-- What the task asks --
Go through the entries and copy every line that has the string "this" in it.

***** Record set

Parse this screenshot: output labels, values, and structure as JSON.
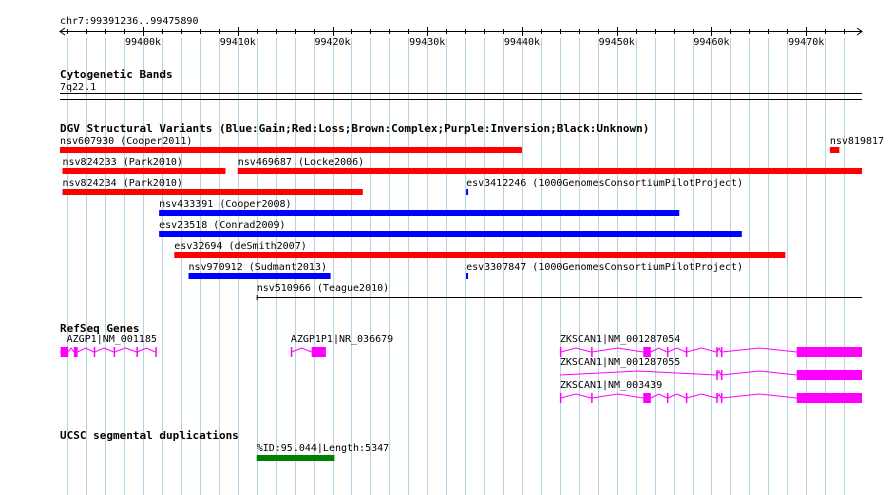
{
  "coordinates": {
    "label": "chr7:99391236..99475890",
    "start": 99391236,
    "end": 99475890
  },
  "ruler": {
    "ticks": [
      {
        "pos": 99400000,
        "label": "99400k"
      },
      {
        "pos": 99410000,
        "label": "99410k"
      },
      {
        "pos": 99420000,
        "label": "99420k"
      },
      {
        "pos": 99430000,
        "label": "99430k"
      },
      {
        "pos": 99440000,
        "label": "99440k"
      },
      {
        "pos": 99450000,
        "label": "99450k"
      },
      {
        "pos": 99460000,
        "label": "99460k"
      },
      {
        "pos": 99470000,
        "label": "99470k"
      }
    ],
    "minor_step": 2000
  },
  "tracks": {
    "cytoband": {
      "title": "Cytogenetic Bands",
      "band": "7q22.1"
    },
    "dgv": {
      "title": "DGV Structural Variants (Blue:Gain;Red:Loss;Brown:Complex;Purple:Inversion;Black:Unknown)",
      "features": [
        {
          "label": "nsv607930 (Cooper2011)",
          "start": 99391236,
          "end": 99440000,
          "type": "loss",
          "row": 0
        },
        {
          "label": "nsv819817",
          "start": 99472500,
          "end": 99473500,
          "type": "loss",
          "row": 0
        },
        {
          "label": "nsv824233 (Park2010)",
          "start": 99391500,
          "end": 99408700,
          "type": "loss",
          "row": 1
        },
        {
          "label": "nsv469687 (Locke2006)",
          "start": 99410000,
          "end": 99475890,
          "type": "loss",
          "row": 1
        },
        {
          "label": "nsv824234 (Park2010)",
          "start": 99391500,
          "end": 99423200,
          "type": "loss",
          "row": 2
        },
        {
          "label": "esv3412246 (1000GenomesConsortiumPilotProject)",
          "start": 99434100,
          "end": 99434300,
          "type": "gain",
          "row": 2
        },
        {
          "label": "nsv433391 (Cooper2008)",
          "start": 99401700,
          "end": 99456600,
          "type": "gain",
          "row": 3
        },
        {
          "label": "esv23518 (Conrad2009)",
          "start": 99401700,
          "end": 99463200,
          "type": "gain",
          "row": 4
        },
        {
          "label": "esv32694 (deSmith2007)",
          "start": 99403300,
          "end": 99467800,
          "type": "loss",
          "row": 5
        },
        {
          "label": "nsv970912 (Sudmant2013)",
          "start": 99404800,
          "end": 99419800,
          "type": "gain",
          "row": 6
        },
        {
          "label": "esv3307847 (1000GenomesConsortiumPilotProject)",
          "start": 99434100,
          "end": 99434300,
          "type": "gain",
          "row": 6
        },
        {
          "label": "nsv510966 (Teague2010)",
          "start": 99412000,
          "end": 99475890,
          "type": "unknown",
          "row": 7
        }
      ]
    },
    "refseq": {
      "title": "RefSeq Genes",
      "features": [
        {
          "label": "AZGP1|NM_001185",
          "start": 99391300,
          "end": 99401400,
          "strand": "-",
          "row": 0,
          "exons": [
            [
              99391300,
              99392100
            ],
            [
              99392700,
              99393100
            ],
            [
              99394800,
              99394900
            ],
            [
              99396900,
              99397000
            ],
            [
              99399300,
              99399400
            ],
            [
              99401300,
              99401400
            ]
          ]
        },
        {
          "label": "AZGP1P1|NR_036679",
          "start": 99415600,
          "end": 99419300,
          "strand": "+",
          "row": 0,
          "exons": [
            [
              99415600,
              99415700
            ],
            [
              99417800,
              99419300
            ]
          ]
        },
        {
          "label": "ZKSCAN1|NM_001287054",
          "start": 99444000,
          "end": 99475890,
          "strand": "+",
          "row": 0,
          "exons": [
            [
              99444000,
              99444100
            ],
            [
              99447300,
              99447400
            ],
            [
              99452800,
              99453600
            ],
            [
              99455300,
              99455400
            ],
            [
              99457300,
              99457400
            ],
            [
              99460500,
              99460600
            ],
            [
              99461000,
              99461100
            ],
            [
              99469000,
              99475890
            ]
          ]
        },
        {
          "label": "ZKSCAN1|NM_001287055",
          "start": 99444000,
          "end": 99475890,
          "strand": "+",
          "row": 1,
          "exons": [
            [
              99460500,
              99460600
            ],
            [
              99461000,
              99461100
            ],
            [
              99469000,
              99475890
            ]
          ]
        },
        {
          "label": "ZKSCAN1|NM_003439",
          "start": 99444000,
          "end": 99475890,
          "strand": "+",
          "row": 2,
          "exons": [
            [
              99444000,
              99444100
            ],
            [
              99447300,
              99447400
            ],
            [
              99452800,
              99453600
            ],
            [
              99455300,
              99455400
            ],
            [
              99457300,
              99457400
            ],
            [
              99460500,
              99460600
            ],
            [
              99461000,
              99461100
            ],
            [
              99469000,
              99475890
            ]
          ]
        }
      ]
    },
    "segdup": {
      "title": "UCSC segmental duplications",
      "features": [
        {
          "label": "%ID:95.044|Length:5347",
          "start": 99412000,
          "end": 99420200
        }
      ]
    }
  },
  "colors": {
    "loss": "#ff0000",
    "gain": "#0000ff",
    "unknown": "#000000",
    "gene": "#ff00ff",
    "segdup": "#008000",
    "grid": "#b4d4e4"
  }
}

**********
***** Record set

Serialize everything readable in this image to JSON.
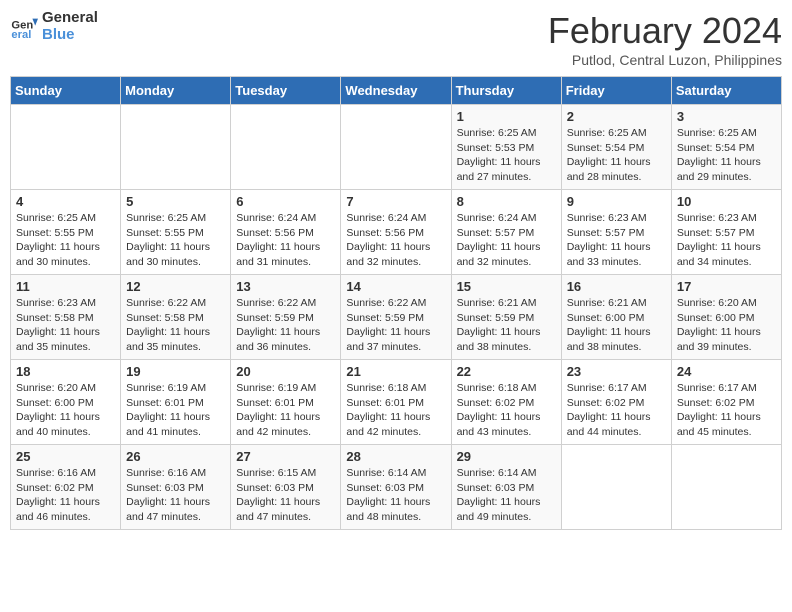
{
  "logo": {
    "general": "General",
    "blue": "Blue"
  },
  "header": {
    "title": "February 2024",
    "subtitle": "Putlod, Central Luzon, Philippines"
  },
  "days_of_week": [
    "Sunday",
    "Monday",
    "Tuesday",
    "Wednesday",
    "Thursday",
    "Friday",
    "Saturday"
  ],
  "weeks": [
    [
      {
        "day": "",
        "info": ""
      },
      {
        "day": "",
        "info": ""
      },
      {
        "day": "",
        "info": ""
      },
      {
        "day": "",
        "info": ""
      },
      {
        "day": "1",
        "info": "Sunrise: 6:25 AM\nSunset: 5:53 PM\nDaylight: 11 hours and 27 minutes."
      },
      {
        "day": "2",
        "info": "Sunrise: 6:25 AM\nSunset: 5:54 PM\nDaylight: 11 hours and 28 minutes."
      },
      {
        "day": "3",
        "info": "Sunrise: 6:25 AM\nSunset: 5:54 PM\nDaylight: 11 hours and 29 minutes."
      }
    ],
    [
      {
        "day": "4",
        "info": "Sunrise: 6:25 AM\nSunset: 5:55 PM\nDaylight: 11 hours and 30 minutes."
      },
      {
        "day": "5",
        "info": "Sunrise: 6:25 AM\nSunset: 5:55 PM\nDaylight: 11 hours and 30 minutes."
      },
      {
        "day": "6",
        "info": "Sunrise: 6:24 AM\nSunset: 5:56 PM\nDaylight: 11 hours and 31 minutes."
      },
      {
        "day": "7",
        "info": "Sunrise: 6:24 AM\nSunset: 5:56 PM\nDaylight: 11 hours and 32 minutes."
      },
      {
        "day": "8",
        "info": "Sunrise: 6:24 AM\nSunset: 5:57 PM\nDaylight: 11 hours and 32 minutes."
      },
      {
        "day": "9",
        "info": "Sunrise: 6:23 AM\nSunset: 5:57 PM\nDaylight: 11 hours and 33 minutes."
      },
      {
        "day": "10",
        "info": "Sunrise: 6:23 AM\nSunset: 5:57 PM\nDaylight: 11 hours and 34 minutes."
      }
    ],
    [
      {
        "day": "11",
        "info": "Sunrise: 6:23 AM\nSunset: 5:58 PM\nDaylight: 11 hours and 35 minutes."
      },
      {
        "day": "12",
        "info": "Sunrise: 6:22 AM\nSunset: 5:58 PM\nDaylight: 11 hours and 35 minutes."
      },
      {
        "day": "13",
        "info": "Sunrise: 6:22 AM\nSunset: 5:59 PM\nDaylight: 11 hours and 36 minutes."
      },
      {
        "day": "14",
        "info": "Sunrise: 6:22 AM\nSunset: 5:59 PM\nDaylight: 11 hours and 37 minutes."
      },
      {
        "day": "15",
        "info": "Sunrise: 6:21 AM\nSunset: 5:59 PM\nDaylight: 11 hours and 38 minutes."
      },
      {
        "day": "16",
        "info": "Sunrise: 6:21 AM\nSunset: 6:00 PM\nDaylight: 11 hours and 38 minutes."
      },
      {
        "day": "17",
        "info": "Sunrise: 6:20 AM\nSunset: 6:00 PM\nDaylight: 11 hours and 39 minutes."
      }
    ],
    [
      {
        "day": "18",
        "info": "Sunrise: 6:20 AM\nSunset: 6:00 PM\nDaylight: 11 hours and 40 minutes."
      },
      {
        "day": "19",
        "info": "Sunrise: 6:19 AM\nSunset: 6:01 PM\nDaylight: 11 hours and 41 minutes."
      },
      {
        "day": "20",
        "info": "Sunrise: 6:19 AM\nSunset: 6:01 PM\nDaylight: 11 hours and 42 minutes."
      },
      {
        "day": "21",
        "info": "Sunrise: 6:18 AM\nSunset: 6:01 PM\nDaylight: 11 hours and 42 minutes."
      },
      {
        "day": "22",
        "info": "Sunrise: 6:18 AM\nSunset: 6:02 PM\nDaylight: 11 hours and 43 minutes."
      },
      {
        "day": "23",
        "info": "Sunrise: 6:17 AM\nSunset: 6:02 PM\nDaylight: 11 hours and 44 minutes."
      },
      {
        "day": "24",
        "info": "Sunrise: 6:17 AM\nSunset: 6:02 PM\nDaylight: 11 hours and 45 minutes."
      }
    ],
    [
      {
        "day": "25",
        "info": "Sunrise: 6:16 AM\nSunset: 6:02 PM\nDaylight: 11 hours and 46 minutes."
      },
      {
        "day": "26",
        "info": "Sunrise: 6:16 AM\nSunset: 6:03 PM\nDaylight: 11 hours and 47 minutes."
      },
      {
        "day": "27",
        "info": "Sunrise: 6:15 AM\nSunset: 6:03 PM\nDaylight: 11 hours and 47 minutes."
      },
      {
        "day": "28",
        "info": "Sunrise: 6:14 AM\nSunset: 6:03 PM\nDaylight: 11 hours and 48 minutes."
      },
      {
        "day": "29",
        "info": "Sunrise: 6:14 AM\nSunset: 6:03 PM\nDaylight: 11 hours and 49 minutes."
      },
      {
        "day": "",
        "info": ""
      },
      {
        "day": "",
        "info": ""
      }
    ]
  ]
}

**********

-- Solution --
Parse this screenshot: output labels, values, and structure as JSON.
Serialize everything readable in this image to JSON.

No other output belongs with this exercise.